Records drawn from a dataset:
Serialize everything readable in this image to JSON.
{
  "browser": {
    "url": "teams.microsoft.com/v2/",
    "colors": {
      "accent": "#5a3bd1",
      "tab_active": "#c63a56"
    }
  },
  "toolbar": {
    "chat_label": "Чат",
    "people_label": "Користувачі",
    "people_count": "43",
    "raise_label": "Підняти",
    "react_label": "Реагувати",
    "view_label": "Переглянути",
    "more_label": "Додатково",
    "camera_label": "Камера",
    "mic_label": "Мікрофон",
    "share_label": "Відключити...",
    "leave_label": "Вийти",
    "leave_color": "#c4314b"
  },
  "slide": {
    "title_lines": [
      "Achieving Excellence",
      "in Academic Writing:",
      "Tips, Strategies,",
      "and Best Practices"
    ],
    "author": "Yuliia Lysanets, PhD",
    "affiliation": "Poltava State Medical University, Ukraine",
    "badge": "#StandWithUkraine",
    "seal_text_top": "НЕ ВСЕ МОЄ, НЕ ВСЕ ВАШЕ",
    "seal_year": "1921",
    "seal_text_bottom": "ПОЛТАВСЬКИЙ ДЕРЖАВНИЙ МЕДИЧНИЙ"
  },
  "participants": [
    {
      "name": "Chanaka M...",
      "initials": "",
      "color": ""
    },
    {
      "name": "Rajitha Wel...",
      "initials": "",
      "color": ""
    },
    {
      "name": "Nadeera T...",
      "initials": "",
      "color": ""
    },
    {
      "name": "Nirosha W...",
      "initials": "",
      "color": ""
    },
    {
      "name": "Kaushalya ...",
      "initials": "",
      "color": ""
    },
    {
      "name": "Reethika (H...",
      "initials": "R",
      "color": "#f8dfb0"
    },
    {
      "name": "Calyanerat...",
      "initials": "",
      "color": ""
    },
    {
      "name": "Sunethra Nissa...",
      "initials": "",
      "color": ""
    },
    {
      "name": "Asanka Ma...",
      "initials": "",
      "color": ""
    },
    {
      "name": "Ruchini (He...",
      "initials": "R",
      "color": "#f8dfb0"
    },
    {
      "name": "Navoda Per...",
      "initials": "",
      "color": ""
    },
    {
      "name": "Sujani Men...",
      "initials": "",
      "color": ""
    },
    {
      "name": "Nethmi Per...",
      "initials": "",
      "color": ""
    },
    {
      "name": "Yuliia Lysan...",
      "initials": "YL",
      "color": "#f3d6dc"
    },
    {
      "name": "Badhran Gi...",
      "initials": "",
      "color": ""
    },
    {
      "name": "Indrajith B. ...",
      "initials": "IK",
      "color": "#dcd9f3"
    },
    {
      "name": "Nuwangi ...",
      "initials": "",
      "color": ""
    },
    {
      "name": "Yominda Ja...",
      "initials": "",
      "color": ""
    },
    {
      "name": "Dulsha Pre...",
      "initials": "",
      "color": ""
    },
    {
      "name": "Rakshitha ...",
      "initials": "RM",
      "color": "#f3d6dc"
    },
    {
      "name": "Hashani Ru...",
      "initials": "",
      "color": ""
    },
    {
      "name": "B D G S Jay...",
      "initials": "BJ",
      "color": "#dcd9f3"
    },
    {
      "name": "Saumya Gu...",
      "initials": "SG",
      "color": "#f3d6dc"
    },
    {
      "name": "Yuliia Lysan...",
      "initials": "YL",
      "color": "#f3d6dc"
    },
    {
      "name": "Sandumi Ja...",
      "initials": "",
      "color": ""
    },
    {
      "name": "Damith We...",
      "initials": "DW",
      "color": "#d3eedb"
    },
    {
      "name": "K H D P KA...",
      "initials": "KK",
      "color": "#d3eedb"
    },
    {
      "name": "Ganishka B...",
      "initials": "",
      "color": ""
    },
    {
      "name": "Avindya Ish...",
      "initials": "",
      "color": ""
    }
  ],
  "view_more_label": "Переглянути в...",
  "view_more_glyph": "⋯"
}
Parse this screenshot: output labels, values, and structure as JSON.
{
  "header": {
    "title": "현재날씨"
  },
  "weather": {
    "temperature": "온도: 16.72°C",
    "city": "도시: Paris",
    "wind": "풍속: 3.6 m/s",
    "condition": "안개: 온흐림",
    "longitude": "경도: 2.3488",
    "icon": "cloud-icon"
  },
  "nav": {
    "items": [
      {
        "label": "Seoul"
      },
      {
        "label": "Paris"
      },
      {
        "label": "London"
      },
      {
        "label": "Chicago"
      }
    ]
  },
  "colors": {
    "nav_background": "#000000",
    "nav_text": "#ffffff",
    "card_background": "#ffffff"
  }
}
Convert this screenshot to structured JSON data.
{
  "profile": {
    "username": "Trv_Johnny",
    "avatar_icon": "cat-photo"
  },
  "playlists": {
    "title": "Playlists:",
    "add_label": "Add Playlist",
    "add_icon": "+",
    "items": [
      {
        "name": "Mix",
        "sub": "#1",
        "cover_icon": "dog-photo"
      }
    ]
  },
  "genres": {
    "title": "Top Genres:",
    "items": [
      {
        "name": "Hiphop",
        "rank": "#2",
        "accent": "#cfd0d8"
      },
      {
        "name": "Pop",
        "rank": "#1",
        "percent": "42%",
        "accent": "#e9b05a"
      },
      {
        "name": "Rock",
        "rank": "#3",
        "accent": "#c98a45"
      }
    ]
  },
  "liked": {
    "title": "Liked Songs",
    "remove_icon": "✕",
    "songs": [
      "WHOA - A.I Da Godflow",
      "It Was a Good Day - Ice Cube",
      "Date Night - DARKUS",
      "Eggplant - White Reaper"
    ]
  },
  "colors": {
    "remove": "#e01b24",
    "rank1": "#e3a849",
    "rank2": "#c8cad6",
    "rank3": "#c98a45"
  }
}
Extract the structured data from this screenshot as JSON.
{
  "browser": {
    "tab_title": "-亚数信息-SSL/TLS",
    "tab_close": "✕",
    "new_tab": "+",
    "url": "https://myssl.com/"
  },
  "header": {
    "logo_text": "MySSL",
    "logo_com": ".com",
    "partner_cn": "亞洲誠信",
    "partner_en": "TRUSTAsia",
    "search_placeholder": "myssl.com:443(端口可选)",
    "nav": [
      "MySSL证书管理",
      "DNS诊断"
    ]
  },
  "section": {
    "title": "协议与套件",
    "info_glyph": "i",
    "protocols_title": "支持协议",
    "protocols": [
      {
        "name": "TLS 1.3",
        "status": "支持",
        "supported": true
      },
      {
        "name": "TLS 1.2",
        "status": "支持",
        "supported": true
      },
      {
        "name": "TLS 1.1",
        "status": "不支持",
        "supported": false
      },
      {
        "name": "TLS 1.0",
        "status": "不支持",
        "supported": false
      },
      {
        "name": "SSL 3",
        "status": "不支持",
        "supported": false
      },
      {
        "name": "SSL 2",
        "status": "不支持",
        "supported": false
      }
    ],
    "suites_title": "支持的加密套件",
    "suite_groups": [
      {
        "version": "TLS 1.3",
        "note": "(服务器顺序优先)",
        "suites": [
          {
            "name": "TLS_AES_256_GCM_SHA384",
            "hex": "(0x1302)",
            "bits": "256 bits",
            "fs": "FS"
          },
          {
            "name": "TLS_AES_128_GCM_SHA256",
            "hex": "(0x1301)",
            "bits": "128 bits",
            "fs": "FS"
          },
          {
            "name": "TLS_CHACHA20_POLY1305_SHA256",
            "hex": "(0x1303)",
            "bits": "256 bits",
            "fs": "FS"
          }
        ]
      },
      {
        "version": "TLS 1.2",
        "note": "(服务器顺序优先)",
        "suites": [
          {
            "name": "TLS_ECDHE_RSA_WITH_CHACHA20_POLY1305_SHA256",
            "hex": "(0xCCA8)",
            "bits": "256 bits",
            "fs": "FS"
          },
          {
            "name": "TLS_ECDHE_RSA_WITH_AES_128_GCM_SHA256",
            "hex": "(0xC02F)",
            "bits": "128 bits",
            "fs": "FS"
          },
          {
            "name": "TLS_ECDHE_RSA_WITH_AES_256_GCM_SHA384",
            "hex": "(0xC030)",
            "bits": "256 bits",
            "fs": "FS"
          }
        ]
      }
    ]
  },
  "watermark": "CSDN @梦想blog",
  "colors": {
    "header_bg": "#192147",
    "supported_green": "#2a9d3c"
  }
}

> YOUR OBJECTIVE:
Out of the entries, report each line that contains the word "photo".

> RESULT OF THE EXERCISE:
    "avatar_icon": "cat-photo"
        "cover_icon": "dog-photo"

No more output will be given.